On April 7, 2000, the New York Times printed a thirty-six paragraph-long obituary of Tunisia's former president, Habib Bourguiba. While it described Bourguiba as a leader who "did much to enhance women's rights in Tunisia," it is not until the twenty-first paragraph that we learn he had a first wife, a Frenchwoman, whom he divorced in 1961. In that same year, we are finally informed in the second to last paragraph, he married his second wife, Wassila ben Ammar, "a Tunisian from a prominent family" and someone who "came to be seen as a power within the presidency." But how much of a power? And with what consequence? How are we to know?
Often we hear about husbands and wives who act as each other's political helpmates. The most flamboyant among these power couples figure in modern morality tales, even musicals. Mention one prominent pair, like Juan and Eva Peron, and others spring to mind: the Ceaucescus, the Marcoses, the Milosevices. What sets couples like these apart from others--Mr. and Mrs. John Major, say--are the wives, women who openly, even brazenly, engage in politics, [End Page 159] sometimes to help their husbands, sometimes to hurt them. We might well wonder whether this should be allowed. The quick, rhetorical retort: who, if not their husbands, can stop them?
Three recent biographies-Milosevic: Portrait of a Tyrant, America's Boy: A Century of Colonialism in the Philippines, and Mandela: The Authorized Biography-should raise these as well as other questions about relations between leaders and the women they have wed, a topic that has thus far not received the attention it deserves. Indeed, scholars allude to marital power behind the throne more often than they examine the throne as a prop that is used by spouses bent on wielding power themselves. The biographies reviewed here are about leaders whose wives came to shrewdly cultivate their own sphere of power.
While leaders like Bourguiba may have married women because of their political connections, these three men did not. Rather, whatever networks Mira Milosevic, Imelda Marcos, and Winnie Mandela came to martial, these were networks they fashioned themselves. This suggests that these wives (if not their husbands) have some predilections in common. It could be their willingness to profit from their positions, or it could be the uses to which they put their gender, never mind their position, as each amassed power not by turning to other women but by using men. This, of course, suggests that their approach is more feminine than feminist.

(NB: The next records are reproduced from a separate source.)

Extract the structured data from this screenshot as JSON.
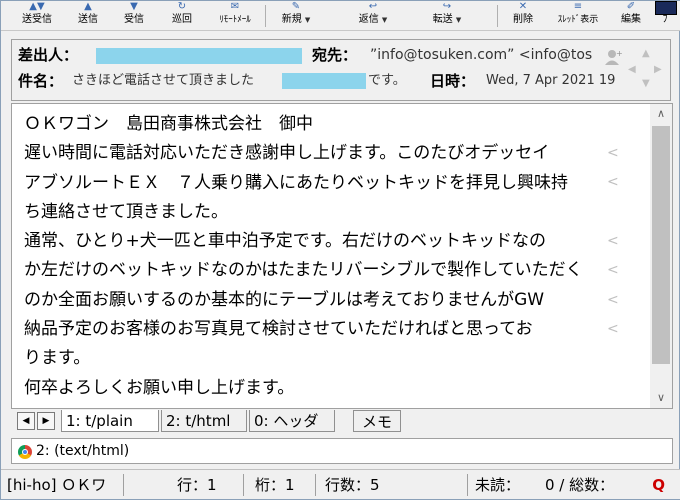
{
  "toolbar": {
    "buttons": [
      {
        "label": "送受信",
        "icon": "send-receive-icon"
      },
      {
        "label": "送信",
        "icon": "send-icon"
      },
      {
        "label": "受信",
        "icon": "receive-icon"
      },
      {
        "label": "巡回",
        "icon": "patrol-icon"
      },
      {
        "label": "ﾘﾓｰﾄﾒｰﾙ",
        "icon": "remote-mail-icon"
      },
      {
        "label": "新規",
        "icon": "new-mail-icon"
      },
      {
        "label": "返信",
        "icon": "reply-icon"
      },
      {
        "label": "転送",
        "icon": "forward-icon"
      },
      {
        "label": "削除",
        "icon": "delete-icon"
      },
      {
        "label": "ｽﾚｯﾄﾞ表示",
        "icon": "thread-view-icon"
      },
      {
        "label": "編集",
        "icon": "edit-icon"
      },
      {
        "label": "ﾌ",
        "icon": "more-icon"
      }
    ]
  },
  "header": {
    "from_label": "差出人：",
    "to_label": "宛先：",
    "to_value": "”info@tosuken.com” <info@tos",
    "subject_label": "件名：",
    "subject_value_pre": "さきほど電話させて頂きました",
    "subject_value_post": "です。",
    "date_label": "日時：",
    "date_value": "Wed, 7 Apr 2021 19"
  },
  "body": {
    "lines": [
      "ＯＫワゴン　島田商事株式会社　御中",
      "遅い時間に電話対応いただき感謝申し上げます。このたびオデッセイ",
      "アブソルートＥＸ　７人乗り購入にあたりベットキッドを拝見し興味持",
      "ち連絡させて頂きました。",
      "通常、ひとり+犬一匹と車中泊予定です。右だけのベットキッドなの",
      "か左だけのベットキッドなのかはたまたリバーシブルで製作していただく",
      "のか全面お願いするのか基本的にテーブルは考えておりませんがGW",
      "納品予定のお客様のお写真見て検討させていただければと思ってお",
      "ります。",
      "何卒よろしくお願い申し上げます。"
    ],
    "wrap_marker": "<"
  },
  "tabs": {
    "items": [
      "1: t/plain",
      "2: t/html",
      "0: ヘッダ"
    ],
    "memo": "メモ",
    "prev": "◀",
    "next": "▶"
  },
  "attachment": {
    "text": "2: (text/html)"
  },
  "status": {
    "account": "[hi-ho] ＯＫワ",
    "line": "行：1",
    "column": "桁：1",
    "line_count": "行数：5",
    "unread_label": "未読：",
    "unread_total": "0 / 総数：",
    "q": "Q"
  },
  "colors": {
    "redact": "#8cd4ec",
    "scroll_thumb": "#c0c0c0"
  }
}
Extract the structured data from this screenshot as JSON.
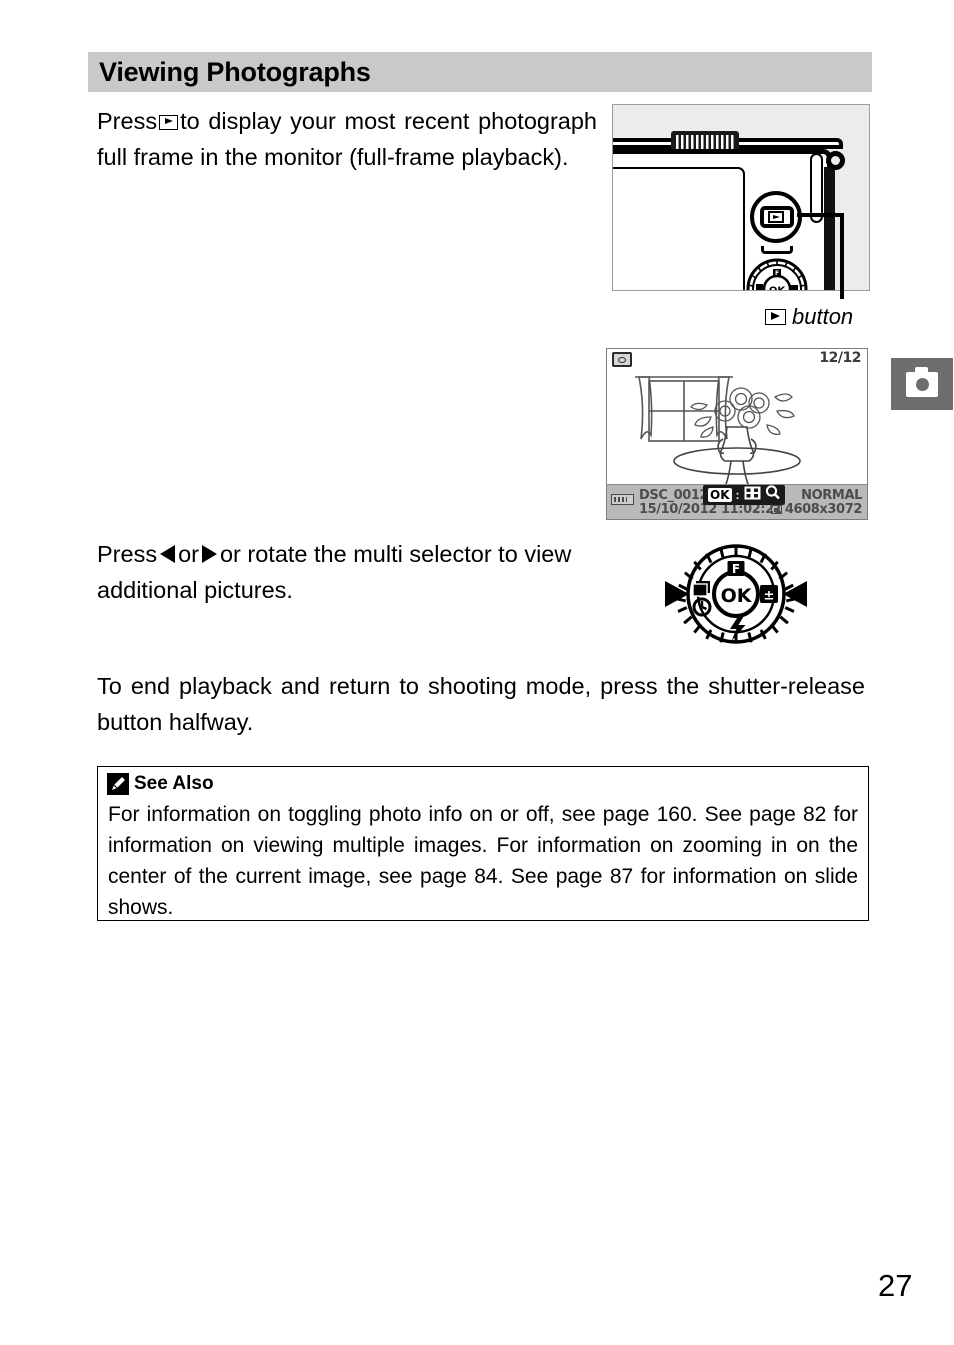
{
  "page": {
    "number": "27",
    "section_title": "Viewing Photographs",
    "margin_tab_icon": "camera-icon"
  },
  "body": {
    "para1_before": "Press",
    "para1_icon": "playback-button-icon",
    "para1_after": "to display your most recent photograph full frame in the monitor (full-frame playback).",
    "para2_before": "Press",
    "para2_icon_left": "triangle-left-icon",
    "para2_middle": "or",
    "para2_icon_right": "triangle-right-icon",
    "para2_after": "or rotate the multi selector to view additional pictures.",
    "para3": "To end playback and return to shooting mode, press the shutter-release button halfway."
  },
  "figures": {
    "camera_caption_icon": "playback-button-icon",
    "camera_caption_text": "button",
    "camera_parts": {
      "playback_button": "playback-button",
      "command_dial": "multi-selector-dial",
      "strap_eyelet": "strap-eyelet",
      "monitor": "camera-monitor",
      "grip_ridges": "grip-ridges"
    },
    "lcd": {
      "mode_icon": "still-image-mode-icon",
      "frame_counter": "12/12",
      "filename": "DSC_0012. JPG",
      "datetime": "15/10/2012 11:02:21",
      "quality": "NORMAL",
      "image_size": "4608x3072",
      "battery_icon": "battery-icon",
      "overlay_ok": "OK",
      "overlay_separator": ":",
      "overlay_thumbnails_icon": "thumbnail-grid-icon",
      "overlay_zoom_icon": "magnifier-icon",
      "artwork": "window-and-flower-vase-illustration"
    },
    "multi_selector": {
      "center_label": "OK",
      "top_label": "F",
      "right_label": "exposure-compensation-icon",
      "left_label_upper": "release-mode-icon",
      "left_label_lower": "self-timer-icon",
      "bottom_label": "flash-icon",
      "arrow_left": "left-arrow",
      "arrow_right": "right-arrow"
    }
  },
  "note": {
    "icon": "pencil-icon",
    "title": "See Also",
    "text": "For information on toggling photo info on or off, see page 160.  See page 82 for information on viewing multiple images.  For information on zooming in on the center of the current image, see page 84.  See page 87 for information on slide shows."
  }
}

Interestingly, only one of these three women is still married to her husband, who himself remains a head of state. One might think this would yield a surfeit of information. In Milosevic: Portrait of a Tyrant, however, we learn next to nothing about the content of the Milosevices' relationship beyond the fact that, on occasion, Mira Milosevic has seemed more engrossed with preserving her husband's position in power than he has. Journalists Dusko Doder and Louise Branson seem unable to penetrate beneath the surface facts. When they do, it is only to delve into pyschological speculation. Either Slobodan Milsoevic is "playing out a syndrome known as 'suicide by cop'" (which could explain his having played chicken with NATO over Kosovo) or, according to the nameless pyschologists they cite, "he lives in a narcissistic, self-centered place where he is the sun and everything revolves around him."
One can make the easy leap and assume this reputed narcissism stems from his childhood. Not uncoincidentally, perhaps, he is married to a woman whose background is thought to have scarred...